Hedgehogs and cats can live peacefully together if you do the following:
Both Hedgehogs and cats navigate the world by smell.
Take a piece of fabric in your hedgehog’s enclosure and give it to your cat to sniff. If possible, leave the fabric in your cat’s sleeping area and give it time to get comfortable with the scent.
Then, take a piece of fabric that your cat is using and place it in your hedgehog’s enclosure.
Both animals can learn about each other before that tense first encounter.
Allow Both To See Each Other
Put both animals in their own cages or carriers.
When ready, place both animals 10 feet away from each other. Remain at this distance to allow the cat and hedgehog to react, but don’t let them near each other.
If the cat and hedgehog are calm, you can move them 1 foot closer together. If neither can calm down, stop the introduction. You can repeat the process another day when they’re more at ease.
Introduction Without Cages
Keep the hedgehog in your hand (using gloves or a towel to avoid getting pricked). Let the cat approach, but be ready to pull the hedgehog away if the cat becomes aggressive.
Let them sniff and look at each other. If either is agitated or fearful, don’t bring them any closer. If they react calmly, let them see each other until one gets bored.

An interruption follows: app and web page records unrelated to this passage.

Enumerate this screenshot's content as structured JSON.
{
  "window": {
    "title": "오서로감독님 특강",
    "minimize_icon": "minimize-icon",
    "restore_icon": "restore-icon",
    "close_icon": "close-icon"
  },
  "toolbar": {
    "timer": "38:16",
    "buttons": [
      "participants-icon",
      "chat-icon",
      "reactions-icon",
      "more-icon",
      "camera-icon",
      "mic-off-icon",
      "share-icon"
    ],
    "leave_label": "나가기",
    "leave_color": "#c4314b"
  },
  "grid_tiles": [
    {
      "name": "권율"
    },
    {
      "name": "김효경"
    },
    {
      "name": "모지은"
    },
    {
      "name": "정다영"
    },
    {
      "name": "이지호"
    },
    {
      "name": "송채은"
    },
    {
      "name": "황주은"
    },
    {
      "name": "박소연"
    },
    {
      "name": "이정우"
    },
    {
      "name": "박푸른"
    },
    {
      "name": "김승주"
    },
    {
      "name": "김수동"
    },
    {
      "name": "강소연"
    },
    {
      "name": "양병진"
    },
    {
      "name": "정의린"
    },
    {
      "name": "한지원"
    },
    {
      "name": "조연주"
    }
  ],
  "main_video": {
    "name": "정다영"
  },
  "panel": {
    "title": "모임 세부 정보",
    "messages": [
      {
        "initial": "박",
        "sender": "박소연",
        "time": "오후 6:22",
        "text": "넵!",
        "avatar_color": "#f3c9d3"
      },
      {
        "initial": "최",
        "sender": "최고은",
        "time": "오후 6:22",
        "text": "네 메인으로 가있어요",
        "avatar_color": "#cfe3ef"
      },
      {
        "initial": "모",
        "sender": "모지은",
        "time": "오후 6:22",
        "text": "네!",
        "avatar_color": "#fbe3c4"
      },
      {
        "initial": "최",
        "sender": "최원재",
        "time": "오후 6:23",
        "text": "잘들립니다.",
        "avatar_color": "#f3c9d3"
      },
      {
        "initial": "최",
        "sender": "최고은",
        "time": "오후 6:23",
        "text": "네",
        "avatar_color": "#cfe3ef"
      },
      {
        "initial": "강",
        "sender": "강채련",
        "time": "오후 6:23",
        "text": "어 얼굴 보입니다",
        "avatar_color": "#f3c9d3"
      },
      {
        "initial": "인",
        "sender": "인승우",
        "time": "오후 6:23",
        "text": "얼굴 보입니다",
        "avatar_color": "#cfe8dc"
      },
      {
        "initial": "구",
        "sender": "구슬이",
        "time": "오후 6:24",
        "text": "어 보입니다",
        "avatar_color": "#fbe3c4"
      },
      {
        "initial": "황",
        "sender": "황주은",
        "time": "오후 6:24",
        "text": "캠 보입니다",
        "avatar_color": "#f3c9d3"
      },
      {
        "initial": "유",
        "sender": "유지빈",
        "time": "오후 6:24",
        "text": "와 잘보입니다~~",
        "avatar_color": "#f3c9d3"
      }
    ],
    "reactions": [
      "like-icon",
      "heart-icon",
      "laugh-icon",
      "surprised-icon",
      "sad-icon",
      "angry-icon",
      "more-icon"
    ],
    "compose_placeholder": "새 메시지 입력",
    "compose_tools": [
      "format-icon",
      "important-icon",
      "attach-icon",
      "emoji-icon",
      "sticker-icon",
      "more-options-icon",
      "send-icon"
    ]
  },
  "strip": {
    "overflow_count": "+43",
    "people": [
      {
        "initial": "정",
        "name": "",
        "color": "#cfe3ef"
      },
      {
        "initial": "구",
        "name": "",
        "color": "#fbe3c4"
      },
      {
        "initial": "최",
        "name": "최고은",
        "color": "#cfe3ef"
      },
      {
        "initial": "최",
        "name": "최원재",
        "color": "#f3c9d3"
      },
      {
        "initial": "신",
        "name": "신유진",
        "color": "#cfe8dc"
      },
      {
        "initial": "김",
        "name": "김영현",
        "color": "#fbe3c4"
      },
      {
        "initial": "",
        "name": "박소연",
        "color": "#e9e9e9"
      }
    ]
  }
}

You should repeat this for the next 1-2 days.
Allow Them To Roam
When both animals are comfortable, allow them to mix.
At this stage, remain nearby and separate them if one or both lash out. If they interact peacefully or ignore each other, your introduction has been successful.
Never leave a cat and hedgehog alone together. They can co-exist peacefully, but accidents and rushes of blood happen. By supervising your two pets, you can ensure that they get along without any mishaps.